The Confederates salvaged the USS Merrimack, scuttled by retreating Union forces, and refitted her with metal. Then the renamed CSS Virginia destroyed two Union sailing frigates on March 8, 1862.
But a newly built Union ironclad, dubbed "a cheesebox on a raft" by its designer, arrived that night from Brooklyn, N.Y. Her revolutionary revolving turret held two Dahlgren guns. The next morning, she turned those guns on the Virginia. For four hours, the two ironclads battled, cannonballs bouncing off their plating, doing very little damage to one another. Finally, both retreated.
The two vessels soon met their end: the Confederates scuttled the Virginia, and the Monitor sank off Cape Hatteras later that year, sending 16 seamen to a watery grave. Now, parts of the Monitor have been recovered and can be viewed at the Mariners Museum in Newport News.

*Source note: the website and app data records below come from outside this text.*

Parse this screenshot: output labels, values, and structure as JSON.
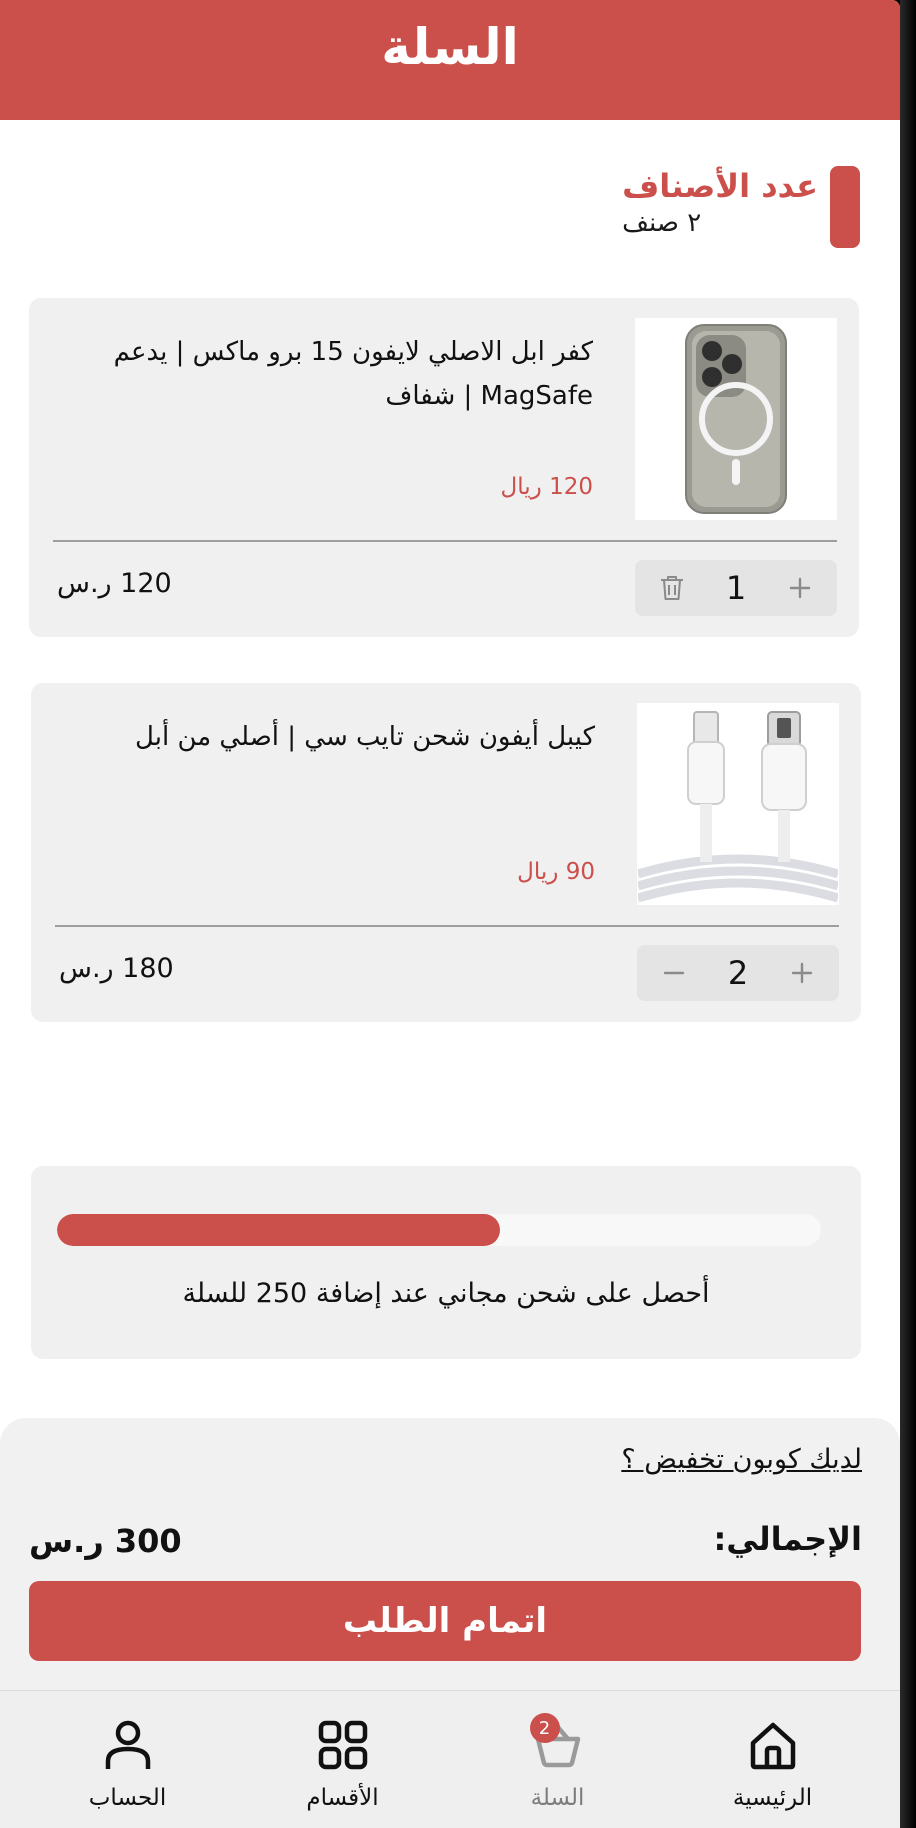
{
  "header": {
    "title": "السلة"
  },
  "summary": {
    "count_label": "عدد الأصناف",
    "count_value": "٢ صنف"
  },
  "cart": {
    "items": [
      {
        "name": "كفر ابل الاصلي لايفون 15 برو ماكس | يدعم MagSafe | شفاف",
        "unit_price": "120 ريال",
        "quantity": "1",
        "line_total": "120 ر.س",
        "image_icon": "clear-magsafe-case-image",
        "decrement_icon": "trash-icon",
        "increment_icon": "plus-icon"
      },
      {
        "name": "كيبل أيفون شحن تايب سي | أصلي من أبل",
        "unit_price": "90 ريال",
        "quantity": "2",
        "line_total": "180 ر.س",
        "image_icon": "usb-c-lightning-cable-image",
        "decrement_icon": "minus-icon",
        "increment_icon": "plus-icon"
      }
    ]
  },
  "shipping": {
    "progress_fraction": 0.58,
    "message": "أحصل على شحن مجاني عند إضافة 250 للسلة"
  },
  "checkout": {
    "coupon_link": "لديك كوبون تخفيض ؟",
    "total_label": "الإجمالي:",
    "total_value": "300 ر.س",
    "button_label": "اتمام الطلب"
  },
  "nav": {
    "items": [
      {
        "label": "الرئيسية",
        "icon": "home-icon"
      },
      {
        "label": "السلة",
        "icon": "basket-icon",
        "badge": "2",
        "active": true
      },
      {
        "label": "الأقسام",
        "icon": "grid-icon"
      },
      {
        "label": "الحساب",
        "icon": "user-icon"
      }
    ]
  },
  "colors": {
    "brand": "#cb4f4a",
    "card": "#f0f0f0",
    "nav": "#efeff0"
  }
}
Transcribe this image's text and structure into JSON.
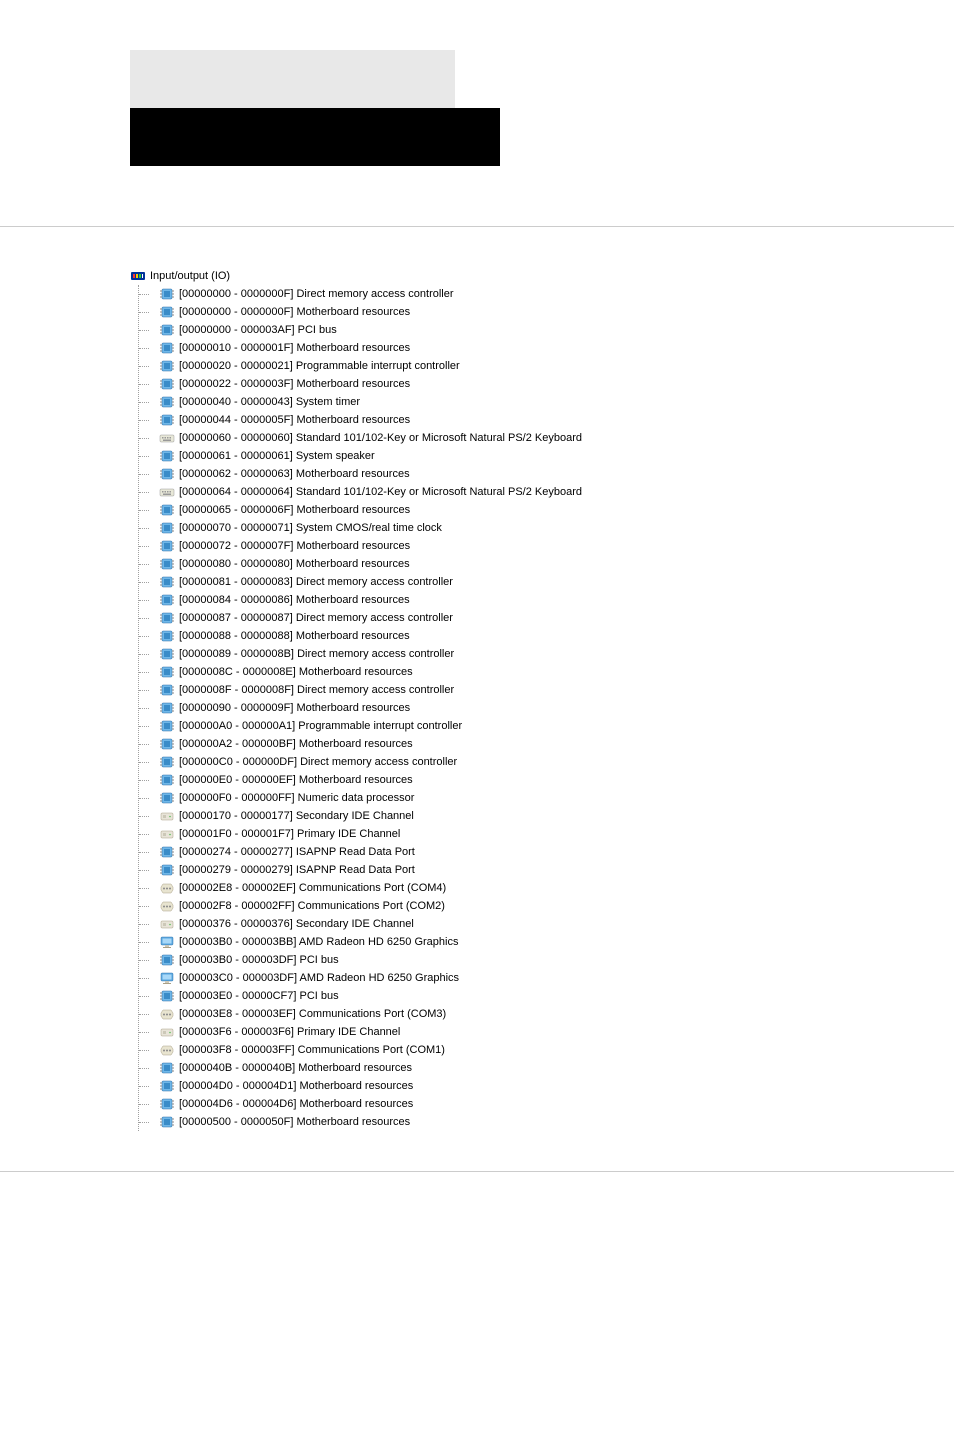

After the great Battle of Hampton Roads, the world's navies took note and more ironclads were built. The era of strictly wooden vessels was coming to an end.